Adi’s story is one that is rather unsurprising for those who know the Israeli reality. Israeli journalist Gideon Levy has suffered similarly. He has already long been considered to possibly be “the most hated man in Israel” for his coverage of Palestinian suffering. But hell really broke loose when, in the midst of Israel’s 2014 Gaza onslaught, he wrote “Lowest Deeds From Loftiest Heights” about how “Israel’s ‘heroic’ pilots push buttons and joysticks, battling the weakest and most helpless of people.” At the time “Shade”, Yoav Eliasi, organized an incitement campaign against him, and actually hounded him in the street with a group of followers, hurling accusations and epithets against him which they filmed (here’s a video). Following this, Haaretz assigned Levy a bodyguard for some weeks.
It can be somewhat sobering to note, that Adi’s accusation of the soldiers as “terrorists” is a claim that has been indirectly made by none other than the UN fact-finding mission on Israel’s 2008-9 Gaza onslaught. The report, headed by Judge Richard Goldstone, concluded that Israel was “terroriz[ing] a civilian population”.
Goldstone, who is notably a Zionist Jew, was also subject to a relentless hate campaign in the wake of the report, both by Israel and by Jews abroad, until he succumbed to the pressure (the full details of which we may never know), and ‘recanted’ in a Washington Post article, alas without any actual new evidence (see Norman Finkelstein, “Goldstone Recants”). Notably, his whole team maintained that they stood by the findings. Of course, the Israelis were jubilant: “Everything that we said proved to be true” (Prime Minister Benjamin Netanyahu); “We always said that the IDF is a moral army that acted according to international law” (Defense Minister Ehud Barak); “We had no doubt that the truth would come out eventually” (Foreign Minister Avigdor Lieberman).
But when you let Israel off the hook like that for its state-terror, it becomes a license for more terror, and for more massacres. There were those at the time (2009) who believed that it couldn’t get worse. But Israel’s 2014 onslaught was worse. And that’s only part of this paradigm of state terror.
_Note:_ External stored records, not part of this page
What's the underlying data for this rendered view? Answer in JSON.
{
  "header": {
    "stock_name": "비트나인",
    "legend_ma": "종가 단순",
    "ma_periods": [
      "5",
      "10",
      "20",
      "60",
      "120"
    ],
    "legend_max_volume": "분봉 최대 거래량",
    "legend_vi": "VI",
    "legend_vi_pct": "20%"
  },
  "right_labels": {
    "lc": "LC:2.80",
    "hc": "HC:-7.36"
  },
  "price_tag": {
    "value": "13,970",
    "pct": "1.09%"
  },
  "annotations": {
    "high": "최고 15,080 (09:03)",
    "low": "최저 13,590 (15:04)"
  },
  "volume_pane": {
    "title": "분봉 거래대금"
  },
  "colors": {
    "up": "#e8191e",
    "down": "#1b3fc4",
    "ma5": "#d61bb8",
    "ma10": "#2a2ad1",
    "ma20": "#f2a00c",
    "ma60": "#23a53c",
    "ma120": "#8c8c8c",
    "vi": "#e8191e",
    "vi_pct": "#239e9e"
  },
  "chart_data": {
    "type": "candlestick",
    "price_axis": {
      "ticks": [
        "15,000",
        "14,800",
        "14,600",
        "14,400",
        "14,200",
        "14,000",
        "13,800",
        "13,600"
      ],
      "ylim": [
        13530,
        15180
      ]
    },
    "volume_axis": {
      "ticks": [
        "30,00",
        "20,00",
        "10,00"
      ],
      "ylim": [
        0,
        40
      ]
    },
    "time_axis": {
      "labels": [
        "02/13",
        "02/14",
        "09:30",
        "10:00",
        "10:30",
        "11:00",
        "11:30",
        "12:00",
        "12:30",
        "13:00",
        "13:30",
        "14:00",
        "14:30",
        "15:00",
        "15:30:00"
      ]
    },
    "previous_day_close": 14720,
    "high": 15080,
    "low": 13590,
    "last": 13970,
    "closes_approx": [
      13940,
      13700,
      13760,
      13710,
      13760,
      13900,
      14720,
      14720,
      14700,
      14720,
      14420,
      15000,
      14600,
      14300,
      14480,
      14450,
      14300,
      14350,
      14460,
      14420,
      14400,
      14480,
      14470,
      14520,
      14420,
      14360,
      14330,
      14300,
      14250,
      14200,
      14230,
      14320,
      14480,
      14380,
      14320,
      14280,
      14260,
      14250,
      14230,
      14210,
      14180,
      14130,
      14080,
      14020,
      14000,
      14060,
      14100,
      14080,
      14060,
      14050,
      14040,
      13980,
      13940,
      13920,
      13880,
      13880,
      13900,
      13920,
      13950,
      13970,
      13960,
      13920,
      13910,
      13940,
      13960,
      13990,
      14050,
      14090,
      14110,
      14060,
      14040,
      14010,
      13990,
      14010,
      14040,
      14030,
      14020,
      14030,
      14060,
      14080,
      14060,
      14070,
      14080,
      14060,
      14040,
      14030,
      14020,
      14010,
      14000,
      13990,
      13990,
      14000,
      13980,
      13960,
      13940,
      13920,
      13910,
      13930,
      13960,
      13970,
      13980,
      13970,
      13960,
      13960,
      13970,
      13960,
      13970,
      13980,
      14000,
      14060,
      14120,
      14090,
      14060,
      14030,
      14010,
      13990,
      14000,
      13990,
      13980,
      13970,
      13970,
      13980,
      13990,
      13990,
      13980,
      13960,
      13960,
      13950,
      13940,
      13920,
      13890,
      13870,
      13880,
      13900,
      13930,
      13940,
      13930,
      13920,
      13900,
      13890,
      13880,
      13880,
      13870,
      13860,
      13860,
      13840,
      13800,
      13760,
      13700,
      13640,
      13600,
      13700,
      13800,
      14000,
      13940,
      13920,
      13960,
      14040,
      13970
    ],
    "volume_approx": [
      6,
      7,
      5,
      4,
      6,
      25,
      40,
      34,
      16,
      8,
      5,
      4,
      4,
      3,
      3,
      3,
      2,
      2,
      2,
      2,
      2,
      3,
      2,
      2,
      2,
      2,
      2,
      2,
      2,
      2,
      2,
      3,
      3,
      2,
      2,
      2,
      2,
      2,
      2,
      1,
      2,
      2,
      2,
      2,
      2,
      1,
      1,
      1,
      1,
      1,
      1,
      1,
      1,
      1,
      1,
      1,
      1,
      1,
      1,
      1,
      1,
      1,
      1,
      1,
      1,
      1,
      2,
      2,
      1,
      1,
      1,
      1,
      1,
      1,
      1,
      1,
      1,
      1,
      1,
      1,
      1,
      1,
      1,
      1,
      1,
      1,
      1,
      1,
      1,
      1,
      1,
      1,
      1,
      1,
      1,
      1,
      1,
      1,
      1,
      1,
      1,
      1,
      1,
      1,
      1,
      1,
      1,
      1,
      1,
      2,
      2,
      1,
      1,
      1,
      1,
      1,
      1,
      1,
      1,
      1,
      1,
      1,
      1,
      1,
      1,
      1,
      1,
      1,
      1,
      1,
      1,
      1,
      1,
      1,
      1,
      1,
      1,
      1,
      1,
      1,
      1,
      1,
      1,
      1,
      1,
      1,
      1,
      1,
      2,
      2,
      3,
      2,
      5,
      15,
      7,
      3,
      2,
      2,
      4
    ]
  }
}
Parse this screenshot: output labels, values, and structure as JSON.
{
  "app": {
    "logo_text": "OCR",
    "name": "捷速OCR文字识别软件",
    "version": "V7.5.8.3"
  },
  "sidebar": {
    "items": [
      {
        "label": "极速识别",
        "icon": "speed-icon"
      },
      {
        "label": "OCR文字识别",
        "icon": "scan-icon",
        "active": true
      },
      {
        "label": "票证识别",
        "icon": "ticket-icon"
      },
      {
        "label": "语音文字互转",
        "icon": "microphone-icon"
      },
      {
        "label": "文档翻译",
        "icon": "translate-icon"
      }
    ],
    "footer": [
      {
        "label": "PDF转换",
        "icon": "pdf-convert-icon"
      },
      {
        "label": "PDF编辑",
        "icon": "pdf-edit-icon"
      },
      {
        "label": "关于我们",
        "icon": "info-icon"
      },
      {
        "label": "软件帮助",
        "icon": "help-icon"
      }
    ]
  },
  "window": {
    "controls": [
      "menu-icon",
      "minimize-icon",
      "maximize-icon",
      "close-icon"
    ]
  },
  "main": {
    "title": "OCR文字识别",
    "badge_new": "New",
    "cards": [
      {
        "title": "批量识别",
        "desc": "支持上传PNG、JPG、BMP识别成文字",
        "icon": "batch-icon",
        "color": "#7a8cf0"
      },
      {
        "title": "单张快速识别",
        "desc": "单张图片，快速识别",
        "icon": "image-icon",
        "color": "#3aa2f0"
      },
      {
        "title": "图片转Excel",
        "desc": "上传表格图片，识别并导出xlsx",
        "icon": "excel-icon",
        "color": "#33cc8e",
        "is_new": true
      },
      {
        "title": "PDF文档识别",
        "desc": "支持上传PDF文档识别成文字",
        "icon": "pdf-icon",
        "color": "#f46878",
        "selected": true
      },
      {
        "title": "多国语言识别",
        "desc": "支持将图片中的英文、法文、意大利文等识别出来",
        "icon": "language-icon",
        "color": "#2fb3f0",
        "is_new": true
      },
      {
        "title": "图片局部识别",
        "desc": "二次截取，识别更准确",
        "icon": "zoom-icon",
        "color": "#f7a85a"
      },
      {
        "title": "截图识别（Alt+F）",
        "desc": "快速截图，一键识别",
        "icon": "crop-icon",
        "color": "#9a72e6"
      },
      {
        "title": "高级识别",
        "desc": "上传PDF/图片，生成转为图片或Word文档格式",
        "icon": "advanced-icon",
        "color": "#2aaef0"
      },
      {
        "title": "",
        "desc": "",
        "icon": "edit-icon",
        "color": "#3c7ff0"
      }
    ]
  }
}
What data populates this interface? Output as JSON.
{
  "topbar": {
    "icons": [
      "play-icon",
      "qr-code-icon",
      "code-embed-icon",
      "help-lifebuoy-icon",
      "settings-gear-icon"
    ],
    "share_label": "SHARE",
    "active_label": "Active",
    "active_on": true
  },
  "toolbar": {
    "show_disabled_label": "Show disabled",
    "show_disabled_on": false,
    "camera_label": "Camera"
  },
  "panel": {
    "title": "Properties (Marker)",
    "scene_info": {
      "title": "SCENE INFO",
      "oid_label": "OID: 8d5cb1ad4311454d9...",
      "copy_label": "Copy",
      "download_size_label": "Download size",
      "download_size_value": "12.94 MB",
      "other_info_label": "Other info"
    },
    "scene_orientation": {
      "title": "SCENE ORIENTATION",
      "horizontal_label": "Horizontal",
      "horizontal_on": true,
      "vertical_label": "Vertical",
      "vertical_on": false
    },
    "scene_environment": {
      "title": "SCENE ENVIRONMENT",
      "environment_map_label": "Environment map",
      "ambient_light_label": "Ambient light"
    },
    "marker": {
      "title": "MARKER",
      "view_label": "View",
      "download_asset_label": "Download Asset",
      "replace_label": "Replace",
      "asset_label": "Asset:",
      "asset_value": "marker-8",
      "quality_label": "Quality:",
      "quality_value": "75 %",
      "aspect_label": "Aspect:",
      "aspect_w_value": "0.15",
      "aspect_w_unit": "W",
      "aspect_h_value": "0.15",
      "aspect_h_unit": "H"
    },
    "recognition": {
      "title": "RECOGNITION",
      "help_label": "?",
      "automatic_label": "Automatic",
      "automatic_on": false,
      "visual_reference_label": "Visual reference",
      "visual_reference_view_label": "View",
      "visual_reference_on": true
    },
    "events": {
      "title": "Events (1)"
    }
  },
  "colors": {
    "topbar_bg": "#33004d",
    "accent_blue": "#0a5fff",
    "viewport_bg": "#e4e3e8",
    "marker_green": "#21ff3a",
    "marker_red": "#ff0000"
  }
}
It has many shades of black.
So Adi Shosberger and her fellow activists go over to soldiers and tell them that they are terrorists, in order to raise awareness of the paradigm. But why think about it at all? It’s easier to just shoot the messenger.